> _Task statement_
When you spot the word "title" in a line of the data below, copy that line.
%%
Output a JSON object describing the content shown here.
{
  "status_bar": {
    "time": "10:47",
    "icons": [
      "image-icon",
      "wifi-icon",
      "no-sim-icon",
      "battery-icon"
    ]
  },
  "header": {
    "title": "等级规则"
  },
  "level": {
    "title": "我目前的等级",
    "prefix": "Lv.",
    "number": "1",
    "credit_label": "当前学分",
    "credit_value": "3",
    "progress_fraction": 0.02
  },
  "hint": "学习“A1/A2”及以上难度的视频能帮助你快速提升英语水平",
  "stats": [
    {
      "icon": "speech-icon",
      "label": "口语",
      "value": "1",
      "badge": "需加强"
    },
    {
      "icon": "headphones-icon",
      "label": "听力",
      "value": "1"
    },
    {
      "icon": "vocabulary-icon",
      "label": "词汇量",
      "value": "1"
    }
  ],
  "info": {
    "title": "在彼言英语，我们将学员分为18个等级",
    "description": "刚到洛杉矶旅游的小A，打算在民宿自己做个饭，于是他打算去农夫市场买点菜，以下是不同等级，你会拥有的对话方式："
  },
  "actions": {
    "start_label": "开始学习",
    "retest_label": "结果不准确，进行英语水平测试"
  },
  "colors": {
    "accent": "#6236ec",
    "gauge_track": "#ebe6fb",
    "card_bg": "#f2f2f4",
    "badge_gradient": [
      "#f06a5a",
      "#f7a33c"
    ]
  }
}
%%
> _Task output_
    "title": "等级规则"
    "title": "我目前的等级",
    "title": "在彼言英语，我们将学员分为18个等级",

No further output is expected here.